And then my client said, “If you’d like me to write a testimonial letter for you, I’d be happy to.  We know very well the impact of what you’ve been doing.  I have guys come in here and say, I read about this stuff, and then I went to your website, and then…”

I went back to the first booth and told him what I’d heard.  He said he wanted to visit our office and meet with us.  I was grateful.

The harder the times, the more minutely the budget is scrutinized, and every dollar spent has to be justified.  Often the bottom-line value of marketing is difficult to track.  This may be why marketing is typically the first budget cut when there’s a downturn in the industry.

When articles about your product get published, it’s difficult to track who actually reads them.  Being able ton trace a sale back to an article usual only happens by luck.  But it happens  enough that I believe Publicity works, even though its effect is not instantaneous and is hard to measure. 

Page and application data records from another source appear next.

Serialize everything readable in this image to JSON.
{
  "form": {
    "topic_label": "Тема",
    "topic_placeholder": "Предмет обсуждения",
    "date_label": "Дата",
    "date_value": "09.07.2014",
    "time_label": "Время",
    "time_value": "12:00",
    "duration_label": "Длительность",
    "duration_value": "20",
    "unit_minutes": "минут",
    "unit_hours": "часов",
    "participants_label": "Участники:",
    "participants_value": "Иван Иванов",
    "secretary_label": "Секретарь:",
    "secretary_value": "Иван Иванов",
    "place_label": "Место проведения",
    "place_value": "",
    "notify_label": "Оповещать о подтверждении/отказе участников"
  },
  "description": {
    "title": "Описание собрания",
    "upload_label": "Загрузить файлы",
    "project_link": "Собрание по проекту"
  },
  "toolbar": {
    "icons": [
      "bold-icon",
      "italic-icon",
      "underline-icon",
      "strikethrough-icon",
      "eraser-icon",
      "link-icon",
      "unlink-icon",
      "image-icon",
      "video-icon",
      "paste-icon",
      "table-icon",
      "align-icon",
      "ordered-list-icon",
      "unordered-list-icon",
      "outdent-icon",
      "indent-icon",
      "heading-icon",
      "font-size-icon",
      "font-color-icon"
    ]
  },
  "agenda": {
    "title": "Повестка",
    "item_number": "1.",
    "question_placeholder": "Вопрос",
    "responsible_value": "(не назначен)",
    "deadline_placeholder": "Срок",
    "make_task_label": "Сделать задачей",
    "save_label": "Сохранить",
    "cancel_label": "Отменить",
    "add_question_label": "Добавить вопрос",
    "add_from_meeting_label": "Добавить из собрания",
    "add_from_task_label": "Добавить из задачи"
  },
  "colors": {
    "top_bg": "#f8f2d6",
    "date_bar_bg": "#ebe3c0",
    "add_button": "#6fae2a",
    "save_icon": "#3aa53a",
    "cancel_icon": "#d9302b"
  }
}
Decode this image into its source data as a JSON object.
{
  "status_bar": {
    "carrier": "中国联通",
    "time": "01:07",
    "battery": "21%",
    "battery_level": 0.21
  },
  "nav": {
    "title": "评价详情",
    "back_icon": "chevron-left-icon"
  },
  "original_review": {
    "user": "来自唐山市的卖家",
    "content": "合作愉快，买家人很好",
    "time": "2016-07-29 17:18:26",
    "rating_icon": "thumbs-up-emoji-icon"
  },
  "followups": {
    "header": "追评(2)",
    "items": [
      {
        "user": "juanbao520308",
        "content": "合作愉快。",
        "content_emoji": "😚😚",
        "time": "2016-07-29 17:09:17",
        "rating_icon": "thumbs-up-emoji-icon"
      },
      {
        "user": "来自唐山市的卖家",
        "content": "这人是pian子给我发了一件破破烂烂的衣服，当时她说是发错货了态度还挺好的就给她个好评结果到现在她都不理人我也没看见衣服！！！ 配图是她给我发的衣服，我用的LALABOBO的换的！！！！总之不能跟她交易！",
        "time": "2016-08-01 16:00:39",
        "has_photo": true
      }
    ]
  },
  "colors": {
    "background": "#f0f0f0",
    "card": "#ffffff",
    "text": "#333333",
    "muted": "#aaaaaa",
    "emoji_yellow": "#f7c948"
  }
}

But don’t expect Publicity to be a replacement for Sales.  It’s support for Sales.  They work together.  Publicity, advertising and other forms of promotion generate interest, which may become leads.  They help create the critical mass of awareness and product knowledge. Then Sales has a chance to do its job.

If Sales is all about closing, Marketing is about opening.  It’s a way of getting customers into the door of the store, so that Sales can do its stuff.

Words That Sell

While I dare say that most architects have not actually read John Ruskin's 19th Century book of architectural criticism, The Stones of Venice, but they all know his name. This quote may have seemed quaint during recent decades of throwaway buildings, but it may be coming back into fashion in a more environmental age:

"When we build, let us think that we build forever. Let it not be for present delight nor for present use alone. Let it be such work as our descendants will thank us for; and let us think, as we lay stone on stone, that in a is to come when those stones will be held sacred because our hands have touched them, and that people will say, as they look upon the labor and wrought substance of them, 'See! This our parents did for us.'"